- [TASK PROMPT]
Within the records, find every line that includes the word "Users" and copy it.

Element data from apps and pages
####################
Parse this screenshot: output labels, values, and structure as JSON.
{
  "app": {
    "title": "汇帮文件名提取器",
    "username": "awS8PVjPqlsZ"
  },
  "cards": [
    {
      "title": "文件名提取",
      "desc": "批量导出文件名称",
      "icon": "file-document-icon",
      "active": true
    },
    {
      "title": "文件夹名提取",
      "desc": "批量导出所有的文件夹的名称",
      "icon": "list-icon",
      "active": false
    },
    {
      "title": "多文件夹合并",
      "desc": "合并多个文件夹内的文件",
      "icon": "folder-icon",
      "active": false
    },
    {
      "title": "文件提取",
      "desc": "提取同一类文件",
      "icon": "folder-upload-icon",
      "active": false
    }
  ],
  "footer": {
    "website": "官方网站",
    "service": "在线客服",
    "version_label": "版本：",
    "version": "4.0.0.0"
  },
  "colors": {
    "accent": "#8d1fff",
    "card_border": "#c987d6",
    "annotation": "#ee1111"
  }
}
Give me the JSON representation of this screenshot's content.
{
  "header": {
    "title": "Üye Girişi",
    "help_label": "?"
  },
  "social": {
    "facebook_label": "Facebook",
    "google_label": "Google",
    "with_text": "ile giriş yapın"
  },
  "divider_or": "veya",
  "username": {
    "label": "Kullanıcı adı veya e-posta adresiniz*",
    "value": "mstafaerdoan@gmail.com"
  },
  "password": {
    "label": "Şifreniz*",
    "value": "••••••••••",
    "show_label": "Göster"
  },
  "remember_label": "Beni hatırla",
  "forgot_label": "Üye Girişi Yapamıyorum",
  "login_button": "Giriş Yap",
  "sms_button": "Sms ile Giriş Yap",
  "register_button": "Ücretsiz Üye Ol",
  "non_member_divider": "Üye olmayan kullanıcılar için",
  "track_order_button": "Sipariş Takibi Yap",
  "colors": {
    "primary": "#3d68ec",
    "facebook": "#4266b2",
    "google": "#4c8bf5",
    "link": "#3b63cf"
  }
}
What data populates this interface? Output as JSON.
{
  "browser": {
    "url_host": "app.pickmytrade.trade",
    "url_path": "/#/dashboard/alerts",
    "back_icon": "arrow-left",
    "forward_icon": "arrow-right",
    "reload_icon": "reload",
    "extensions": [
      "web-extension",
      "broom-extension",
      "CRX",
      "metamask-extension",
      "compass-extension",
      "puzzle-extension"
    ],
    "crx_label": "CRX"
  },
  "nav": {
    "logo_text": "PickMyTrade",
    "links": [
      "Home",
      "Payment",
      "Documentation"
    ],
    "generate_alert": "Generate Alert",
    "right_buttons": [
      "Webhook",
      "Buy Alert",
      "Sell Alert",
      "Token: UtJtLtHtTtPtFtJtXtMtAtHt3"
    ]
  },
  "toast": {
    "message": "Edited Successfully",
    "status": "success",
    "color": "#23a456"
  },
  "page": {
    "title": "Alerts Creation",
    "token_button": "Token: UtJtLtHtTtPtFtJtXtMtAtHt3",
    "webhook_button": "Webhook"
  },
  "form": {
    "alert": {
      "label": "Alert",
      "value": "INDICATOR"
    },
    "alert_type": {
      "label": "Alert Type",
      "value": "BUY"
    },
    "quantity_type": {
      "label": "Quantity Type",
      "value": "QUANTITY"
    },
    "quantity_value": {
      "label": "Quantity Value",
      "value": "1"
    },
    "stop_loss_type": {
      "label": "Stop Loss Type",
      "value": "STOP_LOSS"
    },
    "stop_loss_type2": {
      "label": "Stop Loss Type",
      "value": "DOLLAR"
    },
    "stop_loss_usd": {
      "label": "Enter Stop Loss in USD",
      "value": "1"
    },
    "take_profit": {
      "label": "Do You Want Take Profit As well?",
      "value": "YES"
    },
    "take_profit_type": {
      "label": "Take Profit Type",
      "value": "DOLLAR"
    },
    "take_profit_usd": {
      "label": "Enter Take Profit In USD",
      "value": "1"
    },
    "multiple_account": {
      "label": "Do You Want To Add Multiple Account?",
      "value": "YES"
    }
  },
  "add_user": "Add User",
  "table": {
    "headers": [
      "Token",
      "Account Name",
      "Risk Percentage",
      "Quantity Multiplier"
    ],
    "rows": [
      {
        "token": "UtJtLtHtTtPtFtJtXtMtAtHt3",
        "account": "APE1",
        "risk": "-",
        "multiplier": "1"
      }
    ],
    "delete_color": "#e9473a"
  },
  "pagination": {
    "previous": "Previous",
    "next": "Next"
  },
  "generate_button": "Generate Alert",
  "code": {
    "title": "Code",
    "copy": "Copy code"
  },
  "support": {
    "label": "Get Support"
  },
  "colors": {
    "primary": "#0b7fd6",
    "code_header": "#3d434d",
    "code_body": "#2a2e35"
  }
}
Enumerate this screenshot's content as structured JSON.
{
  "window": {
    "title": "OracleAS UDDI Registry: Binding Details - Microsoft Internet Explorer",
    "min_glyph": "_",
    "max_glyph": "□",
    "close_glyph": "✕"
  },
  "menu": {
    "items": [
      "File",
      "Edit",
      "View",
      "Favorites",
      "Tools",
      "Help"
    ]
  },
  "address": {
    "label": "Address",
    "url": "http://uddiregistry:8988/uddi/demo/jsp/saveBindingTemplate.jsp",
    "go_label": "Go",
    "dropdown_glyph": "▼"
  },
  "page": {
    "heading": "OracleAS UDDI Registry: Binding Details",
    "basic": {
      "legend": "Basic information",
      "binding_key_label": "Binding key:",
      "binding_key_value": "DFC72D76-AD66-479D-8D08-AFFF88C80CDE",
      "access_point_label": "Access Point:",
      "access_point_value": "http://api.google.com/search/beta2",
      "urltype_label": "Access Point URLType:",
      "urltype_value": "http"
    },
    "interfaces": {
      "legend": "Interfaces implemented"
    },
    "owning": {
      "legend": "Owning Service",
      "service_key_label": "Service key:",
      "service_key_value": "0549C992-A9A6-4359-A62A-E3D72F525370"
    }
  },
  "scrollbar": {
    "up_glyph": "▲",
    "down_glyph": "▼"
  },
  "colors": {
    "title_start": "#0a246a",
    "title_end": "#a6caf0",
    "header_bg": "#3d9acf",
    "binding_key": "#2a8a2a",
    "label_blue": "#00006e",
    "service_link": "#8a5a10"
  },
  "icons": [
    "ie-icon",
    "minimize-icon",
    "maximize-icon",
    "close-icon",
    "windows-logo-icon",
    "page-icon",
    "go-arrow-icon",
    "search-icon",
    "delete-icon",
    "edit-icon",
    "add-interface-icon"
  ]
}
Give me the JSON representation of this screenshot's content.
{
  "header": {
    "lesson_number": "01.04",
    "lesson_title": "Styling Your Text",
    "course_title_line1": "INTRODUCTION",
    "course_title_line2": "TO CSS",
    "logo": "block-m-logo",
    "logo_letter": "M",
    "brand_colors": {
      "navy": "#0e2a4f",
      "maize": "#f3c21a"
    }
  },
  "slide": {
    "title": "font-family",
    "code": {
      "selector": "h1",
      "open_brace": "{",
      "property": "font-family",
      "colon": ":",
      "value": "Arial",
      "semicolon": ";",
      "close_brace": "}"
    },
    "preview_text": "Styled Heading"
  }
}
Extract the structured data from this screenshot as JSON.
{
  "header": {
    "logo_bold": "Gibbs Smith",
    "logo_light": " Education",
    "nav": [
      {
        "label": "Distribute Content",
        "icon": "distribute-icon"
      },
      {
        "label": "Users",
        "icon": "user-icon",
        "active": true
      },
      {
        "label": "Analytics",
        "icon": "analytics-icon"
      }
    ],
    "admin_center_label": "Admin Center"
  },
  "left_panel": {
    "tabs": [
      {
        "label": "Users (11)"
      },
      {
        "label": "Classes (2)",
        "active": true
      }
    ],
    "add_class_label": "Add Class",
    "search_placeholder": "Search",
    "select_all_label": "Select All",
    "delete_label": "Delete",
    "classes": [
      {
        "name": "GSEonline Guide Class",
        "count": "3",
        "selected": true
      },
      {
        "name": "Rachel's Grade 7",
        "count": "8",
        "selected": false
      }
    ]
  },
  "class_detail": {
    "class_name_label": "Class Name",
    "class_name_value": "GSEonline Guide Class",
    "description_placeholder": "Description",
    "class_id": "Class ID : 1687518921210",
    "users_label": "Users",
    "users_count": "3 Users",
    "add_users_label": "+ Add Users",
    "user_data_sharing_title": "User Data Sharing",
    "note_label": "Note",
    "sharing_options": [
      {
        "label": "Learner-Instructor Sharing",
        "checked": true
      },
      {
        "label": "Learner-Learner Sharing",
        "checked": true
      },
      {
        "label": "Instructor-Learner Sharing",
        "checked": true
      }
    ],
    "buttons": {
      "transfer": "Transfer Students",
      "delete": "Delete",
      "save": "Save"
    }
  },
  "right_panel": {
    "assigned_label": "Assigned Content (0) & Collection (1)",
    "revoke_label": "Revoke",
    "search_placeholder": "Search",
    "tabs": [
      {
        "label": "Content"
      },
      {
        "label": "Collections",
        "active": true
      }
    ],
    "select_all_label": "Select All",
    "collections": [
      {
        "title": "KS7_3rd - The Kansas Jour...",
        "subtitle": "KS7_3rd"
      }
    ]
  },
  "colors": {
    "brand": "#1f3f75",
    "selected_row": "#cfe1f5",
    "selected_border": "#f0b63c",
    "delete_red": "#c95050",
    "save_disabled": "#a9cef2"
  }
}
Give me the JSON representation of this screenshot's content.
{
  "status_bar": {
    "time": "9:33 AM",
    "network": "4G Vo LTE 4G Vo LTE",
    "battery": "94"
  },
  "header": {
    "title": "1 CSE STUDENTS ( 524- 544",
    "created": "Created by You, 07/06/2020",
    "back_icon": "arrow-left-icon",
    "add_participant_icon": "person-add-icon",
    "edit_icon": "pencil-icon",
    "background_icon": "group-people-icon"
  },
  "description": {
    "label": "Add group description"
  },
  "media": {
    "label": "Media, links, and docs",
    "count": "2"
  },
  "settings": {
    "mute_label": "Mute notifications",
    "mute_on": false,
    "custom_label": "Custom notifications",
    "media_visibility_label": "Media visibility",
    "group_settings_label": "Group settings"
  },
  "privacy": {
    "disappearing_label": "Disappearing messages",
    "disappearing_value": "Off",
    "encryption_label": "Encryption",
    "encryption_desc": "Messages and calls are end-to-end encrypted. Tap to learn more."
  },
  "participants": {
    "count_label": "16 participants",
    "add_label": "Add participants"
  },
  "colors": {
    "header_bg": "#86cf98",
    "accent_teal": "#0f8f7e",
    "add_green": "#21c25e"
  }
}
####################
- [ANSWER BOX]
        "label": "Users",
        "label": "Users (11)"
    "users_label": "Users",
    "users_count": "3 Users",
    "add_users_label": "+ Add Users",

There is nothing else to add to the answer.